“Offensive AI” will enable cybercriminals to direct attacks against enterprises while flying under the radar of conventional, rules-based detection tools. That’s according to a new survey published by MIT Technology Review Insights and Darktrace, which found that more than half of business leaders believe security strategies based on human-led responses are failing.
The MIT and Darktrace report surveyed more than 300 C-level executives, directors, and managers worldwide to understand how they perceive the cyberthreats they’re up against. A high percentage of respondents (55%) said traditional security solutions can’t anticipate new AI-driven attacks, while 96% said they’re adopting “defensive AI” to remedy this. Here, “defensive AI” refers to self-learning algorithms that understand normal user, device, and system patterns in an organization and detect unusual activity without relying on historical data.
Sixty-eight percent of the executives surveyed expressed concern about attacks employing AI for impersonation and phishing, while a smaller majority said they’re worried about more effective ransomware (57%), misinformation and the undermining of data integrity (56%), and the disruption of remote workers by targeting home networks (53%). Of the respondents, 43% underlined the damaging potential of deepfakes, or media that takes a person in an existing image, audio recording, or video and replaces them with someone else’s likeness using AI.
As the report’s co-authors write, when offensive AI is thrown into the mix, “fake email” could become nearly indistinguishable from trusted contact messages. And with employees working remotely during the pandemic — without the security protocols of the office — organizations have seen successful phishing attempts skyrocket. Google registered over 2 million phishing websites since the start of 2020, when the pandemic began — a 19.91% increase compared with 2019.
Businesses are increasingly placing their faith in defensive AI to combat the growing cyberthreats. Known as an autonomous response, defensive AI can interrupt in-progress attacks without affecting day-to-day business. For example, given a strain of ransomware an enterprise hasn’t encountered in the past, defensive AI can identify the novel and abnormal patterns of behavior and stop the ransomware even if it isn’t associated with publicly known compromise indicators (e.g., blacklisted command-and-control domains or malware file hashes).

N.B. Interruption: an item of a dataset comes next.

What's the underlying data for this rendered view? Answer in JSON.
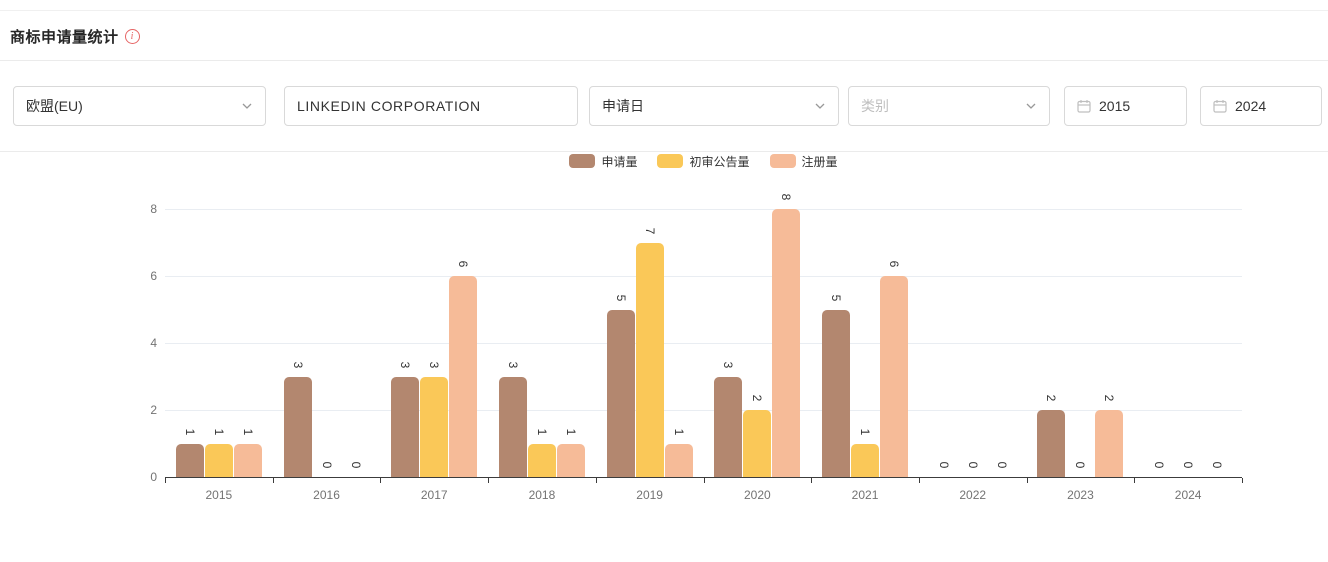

According to the survey, 44% of executives are assessing AI-enabled security systems and 38% are deploying autonomous response technology. This agrees with findings from Statista. In a 2019 analysis, the firm reported that around 80% of executives in the telecommunications industry believe their organization wouldn’t be able to respond to cyberattacks without AI. Reflecting the pace of adoption, the AI in the cybersecurity market will reach $38.2 billion in value by 2026, Markets and Markets projects. That’s up from $8.8 billion in 2019, representing a compound annual growth rate of around 23.3%.

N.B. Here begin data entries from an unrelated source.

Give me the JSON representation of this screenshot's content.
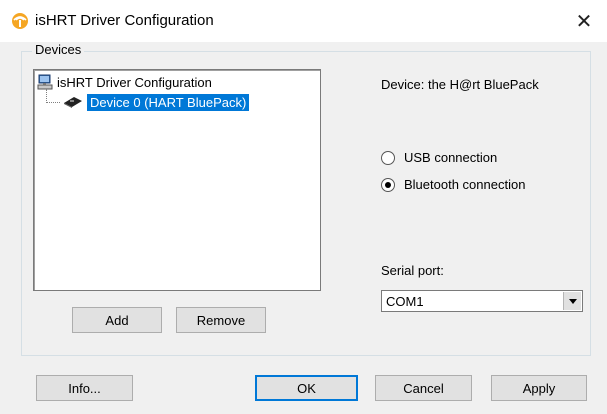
{
  "window": {
    "title": "isHRT Driver Configuration",
    "close_glyph": "✕",
    "icon": "hart-logo-icon",
    "accent": "#f5a623"
  },
  "devices_group": {
    "label": "Devices"
  },
  "tree": {
    "root_label": "isHRT Driver Configuration",
    "root_icon": "computer-icon",
    "child_label": "Device 0  (HART BluePack)",
    "child_icon": "device-icon",
    "selection_color": "#0078d7"
  },
  "device_info": {
    "label": "Device:   the H@rt BluePack"
  },
  "connection": {
    "options": [
      {
        "label": "USB connection",
        "checked": false
      },
      {
        "label": "Bluetooth connection",
        "checked": true
      }
    ]
  },
  "serial_port": {
    "label": "Serial port:",
    "value": "COM1"
  },
  "buttons": {
    "add": "Add",
    "remove": "Remove",
    "info": "Info...",
    "ok": "OK",
    "cancel": "Cancel",
    "apply": "Apply"
  }
}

Just as cyber criminals are using Offensive AI to power their attacks, it is but natural that organizations will also think of using Defensive AI to autonomously tackle various cyber-attacks as well. This reduces the workload for human operations and increases the efficiency of dealing with large numbers of cyber-attacks. With the onset of AI-powered attacks, organizations need to reform their strategies quickly, be prepared to defend their digital assets with AI, and regain the advantage over this new wave of sophisticated attacks. By automating the processes of threat detection, investigation and response, AI augments human IT security teams by stopping threats as soon as they emerge, so that people have the time to focus on more strategic tasks at hand.